App and web page records
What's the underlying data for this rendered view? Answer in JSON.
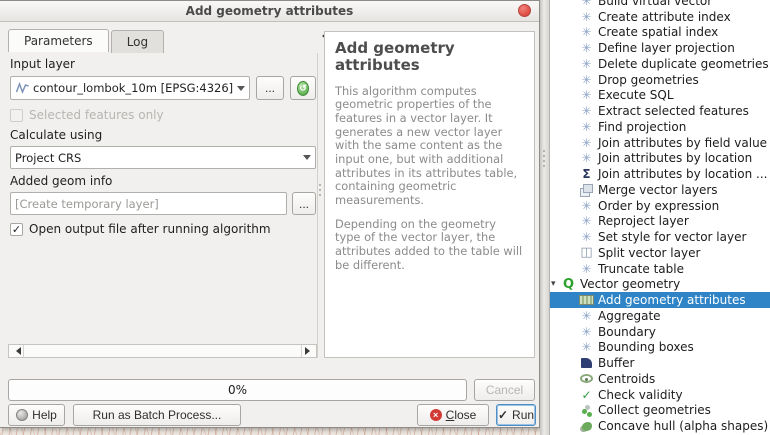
{
  "window": {
    "title": "Add geometry attributes"
  },
  "tabs": {
    "parameters": "Parameters",
    "log": "Log"
  },
  "form": {
    "input_layer_label": "Input layer",
    "input_layer_value": "contour_lombok_10m [EPSG:4326]",
    "browse_button": "...",
    "selected_features_label": "Selected features only",
    "calculate_using_label": "Calculate using",
    "calculate_using_value": "Project CRS",
    "added_geom_info_label": "Added geom info",
    "added_geom_info_value": "[Create temporary layer]",
    "open_output_label": "Open output file after running algorithm"
  },
  "description": {
    "heading": "Add geometry attributes",
    "para1": "This algorithm computes geometric properties of the features in a vector layer. It generates a new vector layer with the same content as the input one, but with additional attributes in its attributes table, containing geometric measurements.",
    "para2": "Depending on the geometry type of the vector layer, the attributes added to the table will be different."
  },
  "progress": {
    "label": "0%"
  },
  "buttons": {
    "cancel": "Cancel",
    "help": "Help",
    "batch": "Run as Batch Process...",
    "close": "Close",
    "run": "Run"
  },
  "colors": {
    "selection_blue": "#2e84c6",
    "titlebar_close_red": "#d5352b",
    "run_focus_border": "#4f8fc7",
    "gear_icon_blue": "#8aa2c6"
  },
  "toolbox": {
    "items": [
      {
        "label": "Build virtual vector",
        "icon": "gear-icon",
        "indent": 1
      },
      {
        "label": "Create attribute index",
        "icon": "gear-icon",
        "indent": 1
      },
      {
        "label": "Create spatial index",
        "icon": "gear-icon",
        "indent": 1
      },
      {
        "label": "Define layer projection",
        "icon": "gear-icon",
        "indent": 1
      },
      {
        "label": "Delete duplicate geometries",
        "icon": "gear-icon",
        "indent": 1
      },
      {
        "label": "Drop geometries",
        "icon": "gear-icon",
        "indent": 1
      },
      {
        "label": "Execute SQL",
        "icon": "gear-icon",
        "indent": 1
      },
      {
        "label": "Extract selected features",
        "icon": "gear-icon",
        "indent": 1
      },
      {
        "label": "Find projection",
        "icon": "gear-icon",
        "indent": 1
      },
      {
        "label": "Join attributes by field value",
        "icon": "gear-icon",
        "indent": 1
      },
      {
        "label": "Join attributes by location",
        "icon": "gear-icon",
        "indent": 1
      },
      {
        "label": "Join attributes by location ...",
        "icon": "sigma-icon",
        "indent": 1
      },
      {
        "label": "Merge vector layers",
        "icon": "merge-icon",
        "indent": 1
      },
      {
        "label": "Order by expression",
        "icon": "gear-icon",
        "indent": 1
      },
      {
        "label": "Reproject layer",
        "icon": "gear-icon",
        "indent": 1
      },
      {
        "label": "Set style for vector layer",
        "icon": "gear-icon",
        "indent": 1
      },
      {
        "label": "Split vector layer",
        "icon": "split-icon",
        "indent": 1
      },
      {
        "label": "Truncate table",
        "icon": "gear-icon",
        "indent": 1
      },
      {
        "label": "Vector geometry",
        "icon": "qgis-icon",
        "indent": 0,
        "group": true
      },
      {
        "label": "Add geometry attributes",
        "icon": "measure-icon",
        "indent": 1,
        "selected": true
      },
      {
        "label": "Aggregate",
        "icon": "gear-icon",
        "indent": 1
      },
      {
        "label": "Boundary",
        "icon": "gear-icon",
        "indent": 1
      },
      {
        "label": "Bounding boxes",
        "icon": "gear-icon",
        "indent": 1
      },
      {
        "label": "Buffer",
        "icon": "buffer-icon",
        "indent": 1
      },
      {
        "label": "Centroids",
        "icon": "centroid-icon",
        "indent": 1
      },
      {
        "label": "Check validity",
        "icon": "check-icon",
        "indent": 1
      },
      {
        "label": "Collect geometries",
        "icon": "collect-icon",
        "indent": 1
      },
      {
        "label": "Concave hull (alpha shapes)",
        "icon": "concave-icon",
        "indent": 1
      }
    ]
  }
}
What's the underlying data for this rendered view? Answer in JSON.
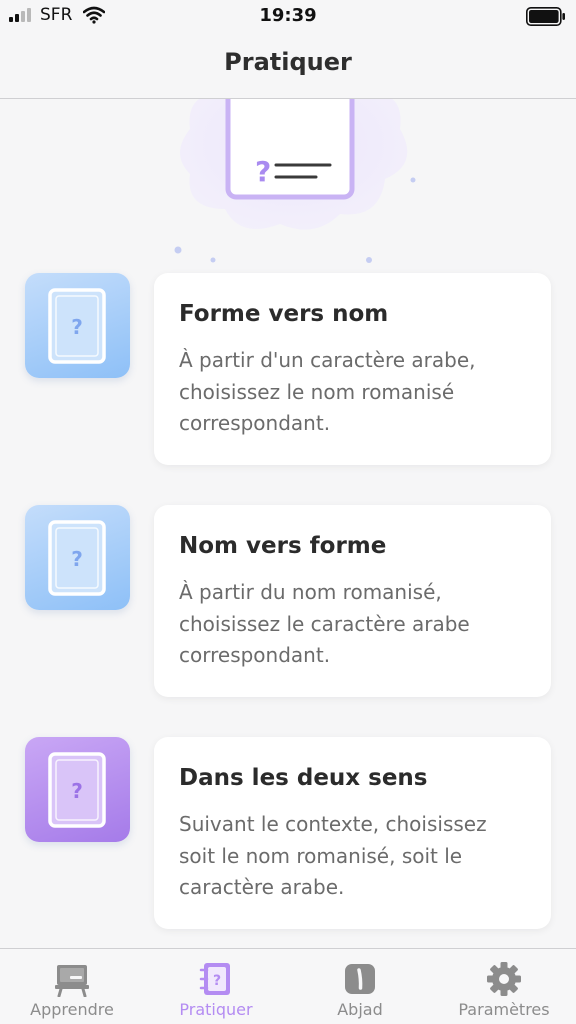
{
  "status_bar": {
    "carrier": "SFR",
    "time": "19:39"
  },
  "nav": {
    "title": "Pratiquer"
  },
  "modes": [
    {
      "title": "Forme vers nom",
      "description": "À partir d'un caractère arabe, choisissez le nom romanisé correspondant.",
      "tile_color": "blue",
      "icon": "question-card-icon"
    },
    {
      "title": "Nom vers forme",
      "description": "À partir du nom romanisé, choisissez le caractère arabe correspondant.",
      "tile_color": "blue",
      "icon": "question-card-icon"
    },
    {
      "title": "Dans les deux sens",
      "description": "Suivant le contexte, choisissez soit le nom romanisé, soit le caractère arabe.",
      "tile_color": "purple",
      "icon": "question-card-icon"
    }
  ],
  "tabs": [
    {
      "label": "Apprendre",
      "icon": "easel-icon",
      "active": false
    },
    {
      "label": "Pratiquer",
      "icon": "notebook-question-icon",
      "active": true
    },
    {
      "label": "Abjad",
      "icon": "alif-letter-icon",
      "active": false
    },
    {
      "label": "Paramètres",
      "icon": "gear-icon",
      "active": false
    }
  ],
  "colors": {
    "accent": "#b48cf2",
    "inactive_tab": "#8c8c8c",
    "tile_blue": "#a8cff8",
    "tile_purple": "#b28ff0"
  }
}
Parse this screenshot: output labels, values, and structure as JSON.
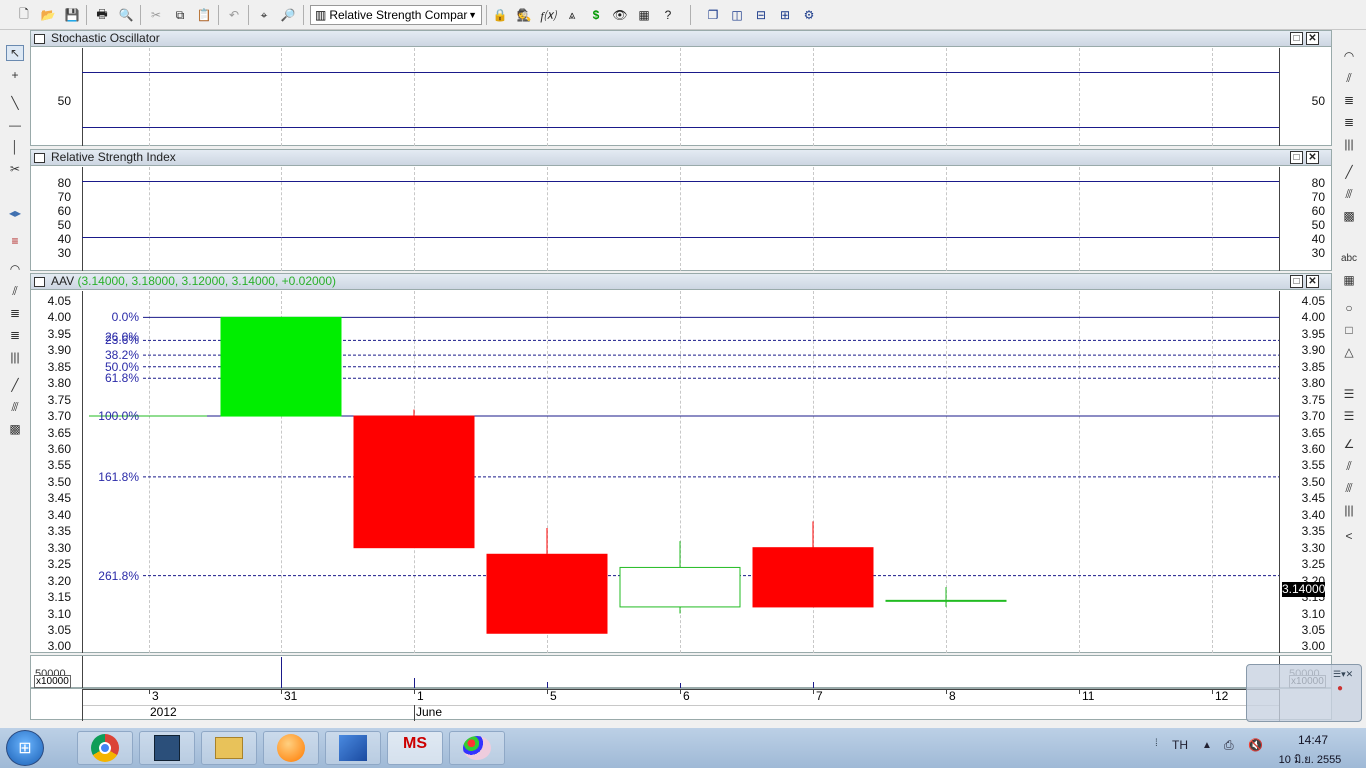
{
  "toolbar": {
    "indicator_select": "Relative Strength Comparati",
    "icons": [
      "new-icon",
      "open-icon",
      "save-icon",
      "print-icon",
      "print-preview-icon",
      "cut-icon",
      "copy-icon",
      "paste-icon",
      "undo-icon",
      "crosshair-icon",
      "zoom-icon",
      "indicator-icon",
      "wizard-icon",
      "function-icon",
      "chart-icon",
      "dollar-icon",
      "binoculars-icon",
      "grid-icon",
      "help-icon",
      "windows-icon",
      "tile-vertical-icon",
      "tile-horizontal-icon",
      "tile-grid-icon",
      "settings-icon"
    ]
  },
  "panels": {
    "stochastic": {
      "title": "Stochastic Oscillator",
      "left_label": "50",
      "right_label": "50"
    },
    "rsi": {
      "title": "Relative Strength Index",
      "labels": [
        "80",
        "70",
        "60",
        "50",
        "40",
        "30"
      ]
    },
    "price": {
      "title": "AAV",
      "ohlc": "(3.14000, 3.18000, 3.12000, 3.14000, +0.02000)",
      "y_labels": [
        "4.05",
        "4.00",
        "3.95",
        "3.90",
        "3.85",
        "3.80",
        "3.75",
        "3.70",
        "3.65",
        "3.60",
        "3.55",
        "3.50",
        "3.45",
        "3.40",
        "3.35",
        "3.30",
        "3.25",
        "3.20",
        "3.15",
        "3.10",
        "3.05",
        "3.00"
      ],
      "current_price": "3.14000",
      "fib_labels": [
        "0.0%",
        "23.6%",
        "38.2%",
        "50.0%",
        "61.8%",
        "100.0%",
        "161.8%",
        "261.8%"
      ],
      "fib_overlap_label": "26.0%"
    },
    "volume": {
      "label": "50000",
      "multiplier": "x10000"
    }
  },
  "axis": {
    "days": [
      "3",
      "31",
      "1",
      "5",
      "6",
      "7",
      "8",
      "11",
      "12"
    ],
    "months": [
      "2012",
      "June"
    ]
  },
  "chart_data": {
    "type": "candlestick",
    "title": "AAV",
    "categories": [
      "May 31",
      "Jun 1",
      "Jun 5",
      "Jun 6",
      "Jun 7",
      "Jun 8"
    ],
    "series": [
      {
        "name": "AAV",
        "ohlc": [
          {
            "x": "May 31",
            "open": 3.7,
            "high": 4.0,
            "low": 3.7,
            "close": 4.0
          },
          {
            "x": "Jun 1",
            "open": 3.7,
            "high": 3.72,
            "low": 3.3,
            "close": 3.3
          },
          {
            "x": "Jun 5",
            "open": 3.28,
            "high": 3.36,
            "low": 3.04,
            "close": 3.04
          },
          {
            "x": "Jun 6",
            "open": 3.12,
            "high": 3.32,
            "low": 3.1,
            "close": 3.24
          },
          {
            "x": "Jun 7",
            "open": 3.3,
            "high": 3.38,
            "low": 3.12,
            "close": 3.12
          },
          {
            "x": "Jun 8",
            "open": 3.14,
            "high": 3.18,
            "low": 3.12,
            "close": 3.14
          }
        ]
      }
    ],
    "fibonacci": [
      {
        "label": "0.0%",
        "value": 4.0
      },
      {
        "label": "23.6%",
        "value": 3.93
      },
      {
        "label": "38.2%",
        "value": 3.885
      },
      {
        "label": "50.0%",
        "value": 3.85
      },
      {
        "label": "61.8%",
        "value": 3.815
      },
      {
        "label": "100.0%",
        "value": 3.7
      },
      {
        "label": "161.8%",
        "value": 3.515
      },
      {
        "label": "261.8%",
        "value": 3.215
      }
    ],
    "ylim": [
      2.98,
      4.08
    ],
    "colors": {
      "up": "#00ee00",
      "down": "#ff0000",
      "hollow_up": "#22bb22",
      "fib": "#1a1a8a"
    }
  },
  "taskbar": {
    "lang": "TH",
    "time": "14:47",
    "date": "10 มิ.ย. 2555"
  }
}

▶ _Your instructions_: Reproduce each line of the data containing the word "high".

▶ _Reply to the exercise_:
            "high": 4.0,
            "high": 3.72,
            "high": 3.36,
            "high": 3.32,
            "high": 3.38,
            "high": 3.18,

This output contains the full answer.